B) Article of manufacture: "articles of manufacture" should be believed of as issues which complete a task just like a machine, but with out the interaction of a variety of physical elements. While articles of manufacture and machines may appear to be equivalent in numerous cases, you can distinguish the two by considering of articles of manufacture as a lot more simplistic factors which usually have no moving elements. A paper clip, for example is an report of manufacture. It accomplishes a activity (holding papers with each other), but is obviously not a "machine" considering that it is a easy device which does not depend on the interaction of different parts.

C) Process: a way of undertaking something via one or much more methods, each stage interacting in some way with a physical element, is identified as a "process." A method can be a new method of manufacturing a known solution or can even be a new use for a recognized merchandise. Board video games are normally protected as a approach.

D) Composition of matter: normally chemical compositions such as pharmaceuticals, mixtures, or compounds such as soap, concrete, paint, plastic, and the like can be patented as "compositions of matter." Foods objects and recipes are typically protected in this method.

A design patent protects the "ornamental visual appeal" of an object, rather than its "utility" or perform, which is protected by a utility patent. In other phrases, if the invention is a beneficial object that has a novel shape or overall physical appearance, a design patent may possibly supply the acceptable protection. To steer clear of infringement, a copier would have to generate a version that does not appear "substantially comparable to the ordinary observer." They cannot copy the form and total physical appearance with no infringing the layout patent.
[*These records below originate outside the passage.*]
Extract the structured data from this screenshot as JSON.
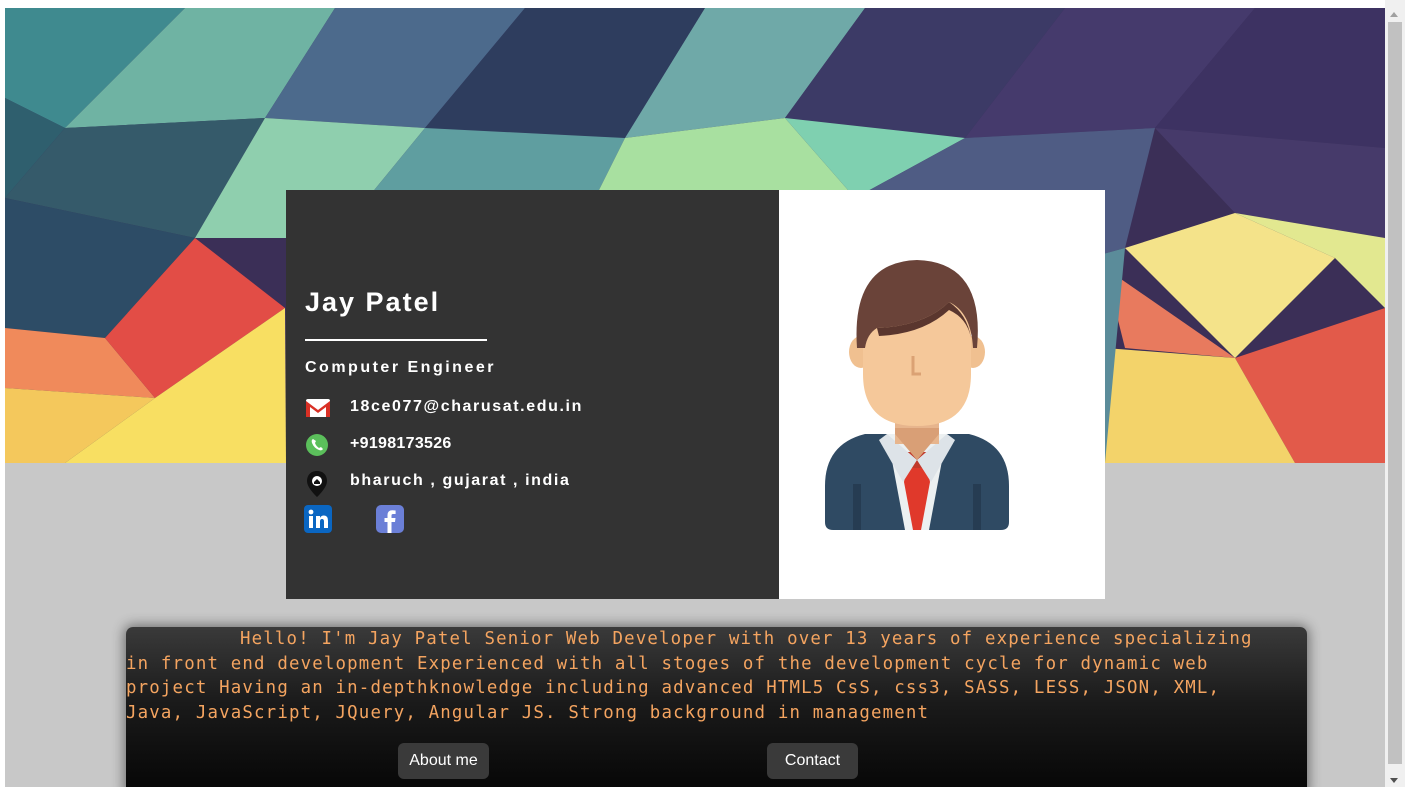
{
  "profile": {
    "name": "Jay Patel",
    "title": "Computer Engineer",
    "email": "18ce077@charusat.edu.in",
    "phone": "+9198173526",
    "location": "bharuch , gujarat , india",
    "social": [
      "linkedin-icon",
      "facebook-icon"
    ]
  },
  "about": {
    "text": "Hello! I'm Jay Patel Senior Web Developer with over 13 years of experience specializing in front end development Experienced with all stoges of the development cycle for dynamic web project Having an in-depthknowledge including advanced HTML5 CsS, css3, SASS, LESS, JSON, XML, Java, JavaScript, JQuery, Angular JS. Strong background in management",
    "about_button": "About me",
    "contact_button": "Contact"
  },
  "colors": {
    "page_bg": "#c8c8c8",
    "card_dark": "#333333",
    "about_text": "#f4a460"
  }
}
A provisional patent application is a step toward obtaining a utility patent, exactly where the invention may not but be ready to receive a utility patent. In other phrases, if it appears as even though the invention can not however receive a utility patent, the provisional application may possibly be filed in the Patent Office to establish the inventor's priority to the invention. As the inventor continues to produce the invention and make additional developments which allow a utility patent to be obtained, then the inventor can "convert" the provisional application to a total utility application. This later on application is "given credit score" for the date when the provisional application was initial filed.